• **REQUIRED ACTION**: Output the data below exactly.

• **ENTRIES PROVIDED**:
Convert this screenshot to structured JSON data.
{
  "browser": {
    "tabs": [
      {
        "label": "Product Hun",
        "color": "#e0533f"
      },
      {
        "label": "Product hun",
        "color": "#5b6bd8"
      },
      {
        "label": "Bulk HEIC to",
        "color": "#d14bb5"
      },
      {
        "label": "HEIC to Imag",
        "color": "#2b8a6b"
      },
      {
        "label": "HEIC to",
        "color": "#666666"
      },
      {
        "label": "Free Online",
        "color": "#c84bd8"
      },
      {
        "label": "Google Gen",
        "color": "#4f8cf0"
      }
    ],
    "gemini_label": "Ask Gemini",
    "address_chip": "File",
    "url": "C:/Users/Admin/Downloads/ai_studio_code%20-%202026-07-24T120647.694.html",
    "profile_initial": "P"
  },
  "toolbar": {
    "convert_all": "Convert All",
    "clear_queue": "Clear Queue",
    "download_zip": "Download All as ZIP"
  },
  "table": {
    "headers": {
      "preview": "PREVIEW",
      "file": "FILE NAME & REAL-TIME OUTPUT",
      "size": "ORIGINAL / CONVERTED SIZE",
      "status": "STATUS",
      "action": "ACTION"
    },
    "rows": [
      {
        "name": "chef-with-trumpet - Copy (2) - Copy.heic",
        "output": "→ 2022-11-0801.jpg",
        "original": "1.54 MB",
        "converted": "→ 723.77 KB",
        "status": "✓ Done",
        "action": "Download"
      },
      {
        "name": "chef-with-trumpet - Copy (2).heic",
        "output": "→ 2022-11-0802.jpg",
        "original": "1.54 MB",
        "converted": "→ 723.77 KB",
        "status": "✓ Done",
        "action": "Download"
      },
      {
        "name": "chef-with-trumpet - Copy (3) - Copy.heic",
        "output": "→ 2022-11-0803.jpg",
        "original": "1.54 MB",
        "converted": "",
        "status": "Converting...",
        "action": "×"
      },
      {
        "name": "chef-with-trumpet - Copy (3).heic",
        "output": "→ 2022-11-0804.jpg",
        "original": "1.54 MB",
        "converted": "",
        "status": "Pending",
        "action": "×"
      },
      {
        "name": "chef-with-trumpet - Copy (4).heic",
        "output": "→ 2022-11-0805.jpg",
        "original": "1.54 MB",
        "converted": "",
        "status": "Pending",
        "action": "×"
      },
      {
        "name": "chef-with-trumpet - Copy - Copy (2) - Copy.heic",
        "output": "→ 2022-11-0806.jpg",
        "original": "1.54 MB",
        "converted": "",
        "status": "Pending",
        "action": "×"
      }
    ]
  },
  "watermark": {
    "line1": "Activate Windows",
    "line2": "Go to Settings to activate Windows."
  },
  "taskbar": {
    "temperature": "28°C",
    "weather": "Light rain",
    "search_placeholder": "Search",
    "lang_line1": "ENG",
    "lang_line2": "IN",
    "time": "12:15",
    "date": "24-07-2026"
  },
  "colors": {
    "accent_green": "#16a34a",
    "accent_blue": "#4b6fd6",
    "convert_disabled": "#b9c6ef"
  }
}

• **OUTPUT FOR THIS TASK**:
Convert this screenshot to structured JSON data.
{
  "browser": {
    "tabs": [
      {
        "label": "Product Hun",
        "color": "#e0533f"
      },
      {
        "label": "Product hun",
        "color": "#5b6bd8"
      },
      {
        "label": "Bulk HEIC to",
        "color": "#d14bb5"
      },
      {
        "label": "HEIC to Imag",
        "color": "#2b8a6b"
      },
      {
        "label": "HEIC to",
        "color": "#666666"
      },
      {
        "label": "Free Online",
        "color": "#c84bd8"
      },
      {
        "label": "Google Gen",
        "color": "#4f8cf0"
      }
    ],
    "gemini_label": "Ask Gemini",
    "address_chip": "File",
    "url": "C:/Users/Admin/Downloads/ai_studio_code%20-%202026-07-24T120647.694.html",
    "profile_initial": "P"
  },
  "toolbar": {
    "convert_all": "Convert All",
    "clear_queue": "Clear Queue",
    "download_zip": "Download All as ZIP"
  },
  "table": {
    "headers": {
      "preview": "PREVIEW",
      "file": "FILE NAME & REAL-TIME OUTPUT",
      "size": "ORIGINAL / CONVERTED SIZE",
      "status": "STATUS",
      "action": "ACTION"
    },
    "rows": [
      {
        "name": "chef-with-trumpet - Copy (2) - Copy.heic",
        "output": "→ 2022-11-0801.jpg",
        "original": "1.54 MB",
        "converted": "→ 723.77 KB",
        "status": "✓ Done",
        "action": "Download"
      },
      {
        "name": "chef-with-trumpet - Copy (2).heic",
        "output": "→ 2022-11-0802.jpg",
        "original": "1.54 MB",
        "converted": "→ 723.77 KB",
        "status": "✓ Done",
        "action": "Download"
      },
      {
        "name": "chef-with-trumpet - Copy (3) - Copy.heic",
        "output": "→ 2022-11-0803.jpg",
        "original": "1.54 MB",
        "converted": "",
        "status": "Converting...",
        "action": "×"
      },
      {
        "name": "chef-with-trumpet - Copy (3).heic",
        "output": "→ 2022-11-0804.jpg",
        "original": "1.54 MB",
        "converted": "",
        "status": "Pending",
        "action": "×"
      },
      {
        "name": "chef-with-trumpet - Copy (4).heic",
        "output": "→ 2022-11-0805.jpg",
        "original": "1.54 MB",
        "converted": "",
        "status": "Pending",
        "action": "×"
      },
      {
        "name": "chef-with-trumpet - Copy - Copy (2) - Copy.heic",
        "output": "→ 2022-11-0806.jpg",
        "original": "1.54 MB",
        "converted": "",
        "status": "Pending",
        "action": "×"
      }
    ]
  },
  "watermark": {
    "line1": "Activate Windows",
    "line2": "Go to Settings to activate Windows."
  },
  "taskbar": {
    "temperature": "28°C",
    "weather": "Light rain",
    "search_placeholder": "Search",
    "lang_line1": "ENG",
    "lang_line2": "IN",
    "time": "12:15",
    "date": "24-07-2026"
  },
  "colors": {
    "accent_green": "#16a34a",
    "accent_blue": "#4b6fd6",
    "convert_disabled": "#b9c6ef"
  }
}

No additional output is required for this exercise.